This, however, doesn't mean that they ignore the other requirements. The team comes in focus when all the other things - such as idea, addressable market size, product or service, space, etc. - fit the bill. Any company, which has been able to scale on its own or gain customers without raising the funds, is certainly favoured. Anandan, for example, was impressed by SocialCops (data intelligence start-up) founders Prukalpa Sankar and Varun Banka as they had secured government contracts before they approached him for funding.
Similarly, if the company has been able to acquire customers on its own, it validates the idea for investors and gives them proof of concept. Ruparel shares the example of Wow! Momo, whom they were ready to fund. But the founders wanted to see if they could make the company work on their own. After achieving some scale, Wow! Momo's founders came back for funding.
Values for Valuation
In the absence of concrete data points and financials, it is the ability of the founders, and their strengths and weaknesses that are put under the lens and tested again and again to reduce the risk associated with investing in them. Every minute detail is scrutinised, and each move is watched to discern their abilities and weaknesses.
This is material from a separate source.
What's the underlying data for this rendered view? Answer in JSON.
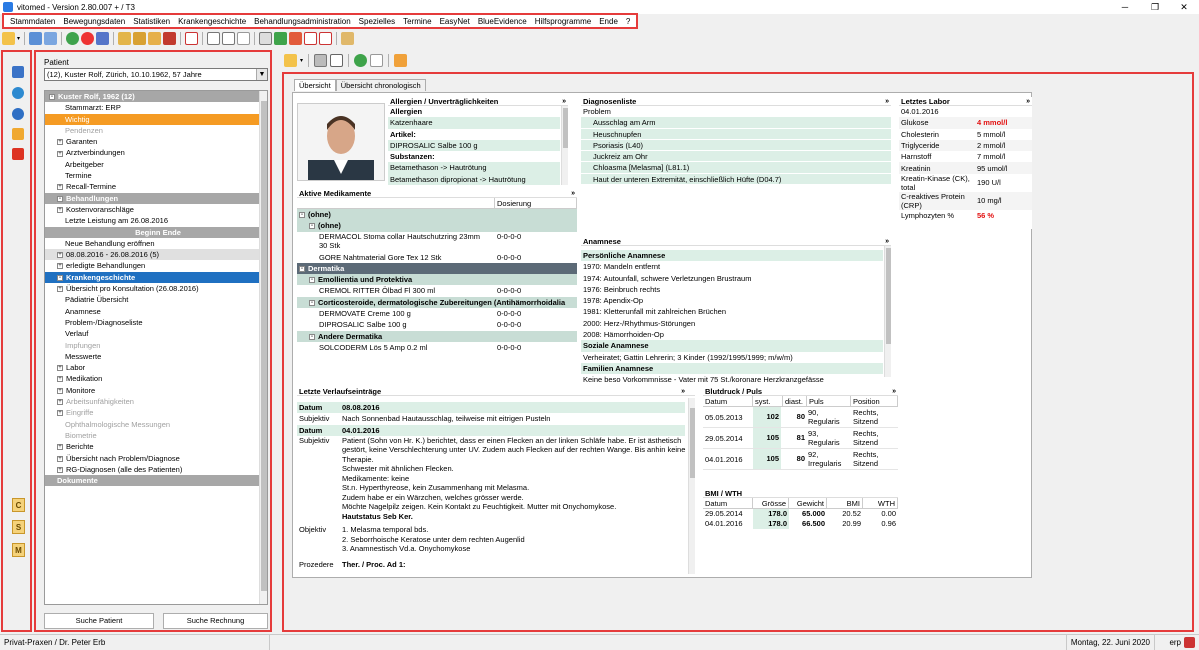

Former Executive Vice President with American Express, Sanjay Rishi, a new entrant in the angel investing scene in the country, always keeps an eye on the way a founder makes his presentation. "When people make presentations, how often they acknowledge the other person with them and how often they acknowledge institutions and individuals who might not be in the room but are instrumental in their success, is important. To me that has always been a distinguishing factor. People do too little of it, but a few who do, they check several boxes," he says.
Besides team work, the other values that are desirable are passion, vision, perseverance and an ability to deal with failures.
Anandan cites the example of Manik Mehta, Founder and CEO of Omnify (SaaS platform for SMEs) to explain the importance of perseverance. Mehta, before securing funds from the former Google executive, kept updating him about the status and growth of his company for months. When Mehta finally called him to pitch for funding, Anandan was busy and told him to call later. Sometime later, Anandan was travelling from New York to San Francisco and was amazed to find inflight WiFi. He tweeted about it. Mehta was quick to react and sent a direct message to him saying, "Hey Rajan, looks like you can now talk to me." Impressed by Mehta's tenacity, Anandan later invested in Omnify.
While the ability to deal with failures is the most sought-after quality, the one thing that kills interest is intellectual arrogance. "I struggle when the person sitting across the table believes he is the smartest person in the room," says Karan Singh Thakral, Chairman of Singapore Angel Network.
Dishonesty, too, is a major turn off for investors and definitely a deal breaker.
Most investors also take note of how founders distribute employee stock options (Esops) to determine if he readily shares wealth with others. Thakral, in fact, called off a deal once as the founder shared with him how he had manipulated an employee out of a little bit of ESOPs. "If you could cheat your employees, you are definitely going to cheat me," he says.
So, what are the makings of an ideal start-up founder? Turns out, it all boils down to passion and vision. And investors say any founder worth his salt would keep coming back till he achieves what he wanted to. Roy puts it in a more interesting way: "Steve Jobs ko reject kar diya toh tum kis khet ki muli ho? (If Steve Jobs could be rejected, then who do you think you are?"